The agave is the most complex and interesting plant distilled by humans. All the intense energy and flavorful components built up in the 8 to 15 years it takes the plant to mature, meant to be used to grow that huge stalk and produce flowers – just before it dies – is instead concentrated and purified by distillation into the agave spirit: mezcal, raicilla, tequila.
Prehispanic indigenous peoples roasted the agave to eat, drank the sap (or let it ferment into pulque), used the thorns for needles, used the leaves for roofing, used the fibers for thread, cordage, and clothing.
Ansley Coale talks about mezcal and pulque here
So don’t talk to me about barley or corn or grapes. Mezcal fresh from the still is as complex and interesting and tasty as excellent brandies and whiskies after years of aging. At Germain- Robin, often called one of the world’s finest spirits, we made brandy from very good wine grapes, but they were all variants on one species, vitis vinifera: there was a stylistic uniformity.
Some 25 or 30 genetically different agaves can be distilled, some of them so rare that they have not been given scientific names, and the range of flavor, aroma, intensity is astonishing.
Agaves are their own scientific family.

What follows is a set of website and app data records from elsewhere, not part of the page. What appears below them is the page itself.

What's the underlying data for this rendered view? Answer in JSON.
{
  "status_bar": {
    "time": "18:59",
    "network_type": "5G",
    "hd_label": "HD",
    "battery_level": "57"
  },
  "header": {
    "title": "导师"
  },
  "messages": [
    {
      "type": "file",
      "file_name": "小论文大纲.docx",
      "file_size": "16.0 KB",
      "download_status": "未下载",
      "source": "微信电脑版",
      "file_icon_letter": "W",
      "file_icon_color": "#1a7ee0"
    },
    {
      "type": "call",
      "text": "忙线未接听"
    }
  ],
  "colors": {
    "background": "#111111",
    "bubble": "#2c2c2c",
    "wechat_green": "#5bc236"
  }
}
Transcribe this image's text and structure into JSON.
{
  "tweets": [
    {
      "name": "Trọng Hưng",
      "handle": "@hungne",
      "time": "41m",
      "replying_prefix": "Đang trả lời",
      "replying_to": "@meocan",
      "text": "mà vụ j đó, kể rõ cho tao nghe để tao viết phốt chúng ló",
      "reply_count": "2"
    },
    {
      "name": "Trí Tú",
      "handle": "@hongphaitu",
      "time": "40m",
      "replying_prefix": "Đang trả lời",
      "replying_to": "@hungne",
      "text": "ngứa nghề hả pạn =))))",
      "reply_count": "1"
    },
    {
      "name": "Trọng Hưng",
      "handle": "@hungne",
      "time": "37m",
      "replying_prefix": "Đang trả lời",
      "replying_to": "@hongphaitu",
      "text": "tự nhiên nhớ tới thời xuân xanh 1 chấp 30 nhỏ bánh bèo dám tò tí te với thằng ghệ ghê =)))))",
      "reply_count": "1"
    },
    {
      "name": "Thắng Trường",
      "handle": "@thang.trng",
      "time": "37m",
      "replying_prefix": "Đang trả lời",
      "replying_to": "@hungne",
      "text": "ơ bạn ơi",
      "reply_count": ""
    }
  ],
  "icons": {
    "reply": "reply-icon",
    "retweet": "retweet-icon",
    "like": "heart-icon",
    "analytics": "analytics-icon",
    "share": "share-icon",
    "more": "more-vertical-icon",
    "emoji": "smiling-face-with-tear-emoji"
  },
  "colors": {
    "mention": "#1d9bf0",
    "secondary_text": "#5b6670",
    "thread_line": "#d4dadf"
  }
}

Close to 30 species are distilled in Mexico (we have two rare ones that are not on the standard list), and they grow in a wide variety of soils, at different altitudes, and in different microclimates, although all of them are tolerant of, and develop their best flavors, where it’s dry.
Apart from tequila, which by regulation uses the blue agave Weber, most agave spirits are distilled from cultivated espadín (agave angustifolia). Espadín develops a lot of local individuality not just from soils or microclimates, but from genetic changes over time asthey grow in the same area for centuries. Jalisco espadín is noticeably different from Oaxacan espadín. That’s why family distilleries can make such good stuff: they understand the local agaves.
Agaves propagate by rhizomes (plants growing out of the mother plant’s roots), by seeds, and by bulbuls, baby plants that grow out of the base of older agaves: the Mexicans call them hijuelos, little kids. People plant entire fields with transplanted hijuelos. The downside is lack of genetic diversity, especially in tequila plantations.
Agave seeds at Real Minera.
The most distinctive agaves are wild or semi-wild (wild ones propagated by hijuelos). In Miahuatlan they plant semi-wild madrecuishe along roads or to mark the edges of cultivated fields.
A lot of plants used for distillation produce their best stuff when they have to struggle: hillside vineyards, high mountain sugar cane (Dakabend rum), and especially wild agaves. Here’s a planting of struggling espadín.
Our favorite mezcals are wild tobalá (agave potatorum)(in photo), especially from the mountains around Sola de Vega, and wild jabali (agave Convallis), and
cupreata, which grows on steep high-mountain terrain, especially in Michoacan.
Wild tepextate (agave marmorata). These can weigh 150 lbs and take 15 years to mature
Wild rhodacantha (agave Mexicano). A favorite in Jalisco
The hypnotic symmetry of the agave
The tiny wild lechugilla, so rare that it has no scientific name. It can take up to 30 years to mature.
Huge agave salmiana starting to flower